:: LISTED RECORDS ::

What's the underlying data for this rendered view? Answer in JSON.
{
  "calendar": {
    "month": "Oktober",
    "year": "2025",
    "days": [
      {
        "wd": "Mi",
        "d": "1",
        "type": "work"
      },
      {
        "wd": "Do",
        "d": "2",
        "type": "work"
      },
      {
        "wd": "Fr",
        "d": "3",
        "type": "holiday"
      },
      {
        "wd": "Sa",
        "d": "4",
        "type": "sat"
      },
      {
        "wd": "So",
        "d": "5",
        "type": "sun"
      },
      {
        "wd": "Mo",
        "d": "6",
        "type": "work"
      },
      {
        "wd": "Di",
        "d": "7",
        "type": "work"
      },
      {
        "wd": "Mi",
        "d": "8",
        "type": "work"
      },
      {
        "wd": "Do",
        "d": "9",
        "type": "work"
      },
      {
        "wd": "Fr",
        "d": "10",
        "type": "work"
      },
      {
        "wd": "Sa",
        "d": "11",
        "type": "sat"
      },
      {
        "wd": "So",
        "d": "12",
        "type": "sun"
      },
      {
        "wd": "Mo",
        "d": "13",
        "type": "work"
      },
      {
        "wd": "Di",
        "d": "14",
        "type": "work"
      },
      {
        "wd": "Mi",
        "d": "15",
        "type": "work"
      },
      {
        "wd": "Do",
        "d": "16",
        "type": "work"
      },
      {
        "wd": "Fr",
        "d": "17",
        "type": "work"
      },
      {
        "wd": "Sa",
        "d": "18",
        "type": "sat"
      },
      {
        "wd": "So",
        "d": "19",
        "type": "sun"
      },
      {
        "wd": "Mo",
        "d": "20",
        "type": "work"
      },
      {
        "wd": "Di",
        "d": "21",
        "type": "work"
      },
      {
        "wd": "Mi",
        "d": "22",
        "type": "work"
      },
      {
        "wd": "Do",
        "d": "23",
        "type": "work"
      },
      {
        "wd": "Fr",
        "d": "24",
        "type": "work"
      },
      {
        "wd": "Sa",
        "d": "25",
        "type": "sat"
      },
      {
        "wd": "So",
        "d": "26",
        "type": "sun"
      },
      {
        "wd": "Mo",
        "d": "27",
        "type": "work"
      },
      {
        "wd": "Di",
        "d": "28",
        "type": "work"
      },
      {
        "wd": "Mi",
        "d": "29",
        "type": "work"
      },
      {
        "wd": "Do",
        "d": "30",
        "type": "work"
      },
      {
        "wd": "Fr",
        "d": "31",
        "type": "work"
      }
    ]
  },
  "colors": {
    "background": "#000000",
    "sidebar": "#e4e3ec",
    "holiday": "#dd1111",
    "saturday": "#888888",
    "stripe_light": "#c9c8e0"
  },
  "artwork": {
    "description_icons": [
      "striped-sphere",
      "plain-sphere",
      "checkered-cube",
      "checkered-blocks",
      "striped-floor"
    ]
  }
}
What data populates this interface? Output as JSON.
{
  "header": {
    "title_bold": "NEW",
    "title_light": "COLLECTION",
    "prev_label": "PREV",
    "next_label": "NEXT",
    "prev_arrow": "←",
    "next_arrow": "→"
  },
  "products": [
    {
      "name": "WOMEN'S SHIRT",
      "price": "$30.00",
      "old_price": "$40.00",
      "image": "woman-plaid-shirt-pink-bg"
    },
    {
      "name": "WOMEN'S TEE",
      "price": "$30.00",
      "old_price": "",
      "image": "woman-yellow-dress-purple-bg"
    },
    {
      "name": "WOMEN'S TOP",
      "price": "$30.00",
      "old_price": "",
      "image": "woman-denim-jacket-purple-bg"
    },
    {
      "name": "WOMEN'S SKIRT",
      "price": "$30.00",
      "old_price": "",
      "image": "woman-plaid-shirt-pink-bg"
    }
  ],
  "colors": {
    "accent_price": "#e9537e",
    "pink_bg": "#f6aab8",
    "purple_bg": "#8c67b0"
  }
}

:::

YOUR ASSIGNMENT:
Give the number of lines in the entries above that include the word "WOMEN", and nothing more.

RESPONSE TO THIS TASK:
4